Activity:
Repeat each record word for word. Leave nothing out.

Dataset rows for apps and sites:
++++++++++++++++++++
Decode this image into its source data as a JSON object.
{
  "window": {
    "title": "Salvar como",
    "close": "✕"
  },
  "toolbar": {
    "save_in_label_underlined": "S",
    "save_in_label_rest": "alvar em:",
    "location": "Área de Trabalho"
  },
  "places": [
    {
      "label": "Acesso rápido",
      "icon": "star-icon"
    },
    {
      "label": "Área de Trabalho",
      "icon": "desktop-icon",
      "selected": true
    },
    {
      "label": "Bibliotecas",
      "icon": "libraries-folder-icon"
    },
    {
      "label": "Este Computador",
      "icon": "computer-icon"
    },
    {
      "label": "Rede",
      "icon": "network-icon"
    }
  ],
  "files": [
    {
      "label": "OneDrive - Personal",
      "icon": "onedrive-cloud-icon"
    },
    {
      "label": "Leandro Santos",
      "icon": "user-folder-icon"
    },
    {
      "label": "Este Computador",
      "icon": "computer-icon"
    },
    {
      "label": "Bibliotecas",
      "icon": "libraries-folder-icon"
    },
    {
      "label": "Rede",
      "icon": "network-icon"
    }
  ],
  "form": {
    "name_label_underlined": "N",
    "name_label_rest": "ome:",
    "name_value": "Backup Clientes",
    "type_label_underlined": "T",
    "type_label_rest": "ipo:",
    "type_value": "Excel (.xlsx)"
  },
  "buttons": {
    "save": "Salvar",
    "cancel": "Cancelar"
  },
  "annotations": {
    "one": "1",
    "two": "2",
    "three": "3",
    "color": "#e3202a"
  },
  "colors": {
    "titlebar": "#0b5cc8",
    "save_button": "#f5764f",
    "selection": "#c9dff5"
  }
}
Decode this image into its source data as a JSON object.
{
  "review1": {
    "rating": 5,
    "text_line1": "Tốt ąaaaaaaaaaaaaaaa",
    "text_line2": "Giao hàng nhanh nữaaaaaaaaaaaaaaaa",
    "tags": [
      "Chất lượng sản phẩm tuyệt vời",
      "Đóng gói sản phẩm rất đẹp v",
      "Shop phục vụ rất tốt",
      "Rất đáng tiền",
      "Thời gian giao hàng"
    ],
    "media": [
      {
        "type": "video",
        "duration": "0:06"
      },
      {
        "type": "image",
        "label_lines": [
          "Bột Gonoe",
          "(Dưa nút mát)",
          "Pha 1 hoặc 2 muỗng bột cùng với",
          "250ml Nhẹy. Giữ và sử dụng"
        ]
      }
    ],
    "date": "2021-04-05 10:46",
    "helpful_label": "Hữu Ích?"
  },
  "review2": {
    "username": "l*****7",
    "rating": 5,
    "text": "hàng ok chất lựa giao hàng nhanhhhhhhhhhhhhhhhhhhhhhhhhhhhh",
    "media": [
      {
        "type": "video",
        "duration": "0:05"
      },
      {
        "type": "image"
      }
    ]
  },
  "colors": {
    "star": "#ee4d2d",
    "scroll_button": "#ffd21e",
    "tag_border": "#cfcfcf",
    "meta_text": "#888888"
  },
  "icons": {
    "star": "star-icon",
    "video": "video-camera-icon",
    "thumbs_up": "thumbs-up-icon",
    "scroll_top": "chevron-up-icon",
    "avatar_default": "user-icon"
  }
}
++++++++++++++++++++
Completed exercise:
Decode this image into its source data as a JSON object.
{
  "window": {
    "title": "Salvar como",
    "close": "✕"
  },
  "toolbar": {
    "save_in_label_underlined": "S",
    "save_in_label_rest": "alvar em:",
    "location": "Área de Trabalho"
  },
  "places": [
    {
      "label": "Acesso rápido",
      "icon": "star-icon"
    },
    {
      "label": "Área de Trabalho",
      "icon": "desktop-icon",
      "selected": true
    },
    {
      "label": "Bibliotecas",
      "icon": "libraries-folder-icon"
    },
    {
      "label": "Este Computador",
      "icon": "computer-icon"
    },
    {
      "label": "Rede",
      "icon": "network-icon"
    }
  ],
  "files": [
    {
      "label": "OneDrive - Personal",
      "icon": "onedrive-cloud-icon"
    },
    {
      "label": "Leandro Santos",
      "icon": "user-folder-icon"
    },
    {
      "label": "Este Computador",
      "icon": "computer-icon"
    },
    {
      "label": "Bibliotecas",
      "icon": "libraries-folder-icon"
    },
    {
      "label": "Rede",
      "icon": "network-icon"
    }
  ],
  "form": {
    "name_label_underlined": "N",
    "name_label_rest": "ome:",
    "name_value": "Backup Clientes",
    "type_label_underlined": "T",
    "type_label_rest": "ipo:",
    "type_value": "Excel (.xlsx)"
  },
  "buttons": {
    "save": "Salvar",
    "cancel": "Cancelar"
  },
  "annotations": {
    "one": "1",
    "two": "2",
    "three": "3",
    "color": "#e3202a"
  },
  "colors": {
    "titlebar": "#0b5cc8",
    "save_button": "#f5764f",
    "selection": "#c9dff5"
  }
}
Decode this image into its source data as a JSON object.
{
  "review1": {
    "rating": 5,
    "text_line1": "Tốt ąaaaaaaaaaaaaaaa",
    "text_line2": "Giao hàng nhanh nữaaaaaaaaaaaaaaaa",
    "tags": [
      "Chất lượng sản phẩm tuyệt vời",
      "Đóng gói sản phẩm rất đẹp v",
      "Shop phục vụ rất tốt",
      "Rất đáng tiền",
      "Thời gian giao hàng"
    ],
    "media": [
      {
        "type": "video",
        "duration": "0:06"
      },
      {
        "type": "image",
        "label_lines": [
          "Bột Gonoe",
          "(Dưa nút mát)",
          "Pha 1 hoặc 2 muỗng bột cùng với",
          "250ml Nhẹy. Giữ và sử dụng"
        ]
      }
    ],
    "date": "2021-04-05 10:46",
    "helpful_label": "Hữu Ích?"
  },
  "review2": {
    "username": "l*****7",
    "rating": 5,
    "text": "hàng ok chất lựa giao hàng nhanhhhhhhhhhhhhhhhhhhhhhhhhhhhh",
    "media": [
      {
        "type": "video",
        "duration": "0:05"
      },
      {
        "type": "image"
      }
    ]
  },
  "colors": {
    "star": "#ee4d2d",
    "scroll_button": "#ffd21e",
    "tag_border": "#cfcfcf",
    "meta_text": "#888888"
  },
  "icons": {
    "star": "star-icon",
    "video": "video-camera-icon",
    "thumbs_up": "thumbs-up-icon",
    "scroll_top": "chevron-up-icon",
    "avatar_default": "user-icon"
  }
}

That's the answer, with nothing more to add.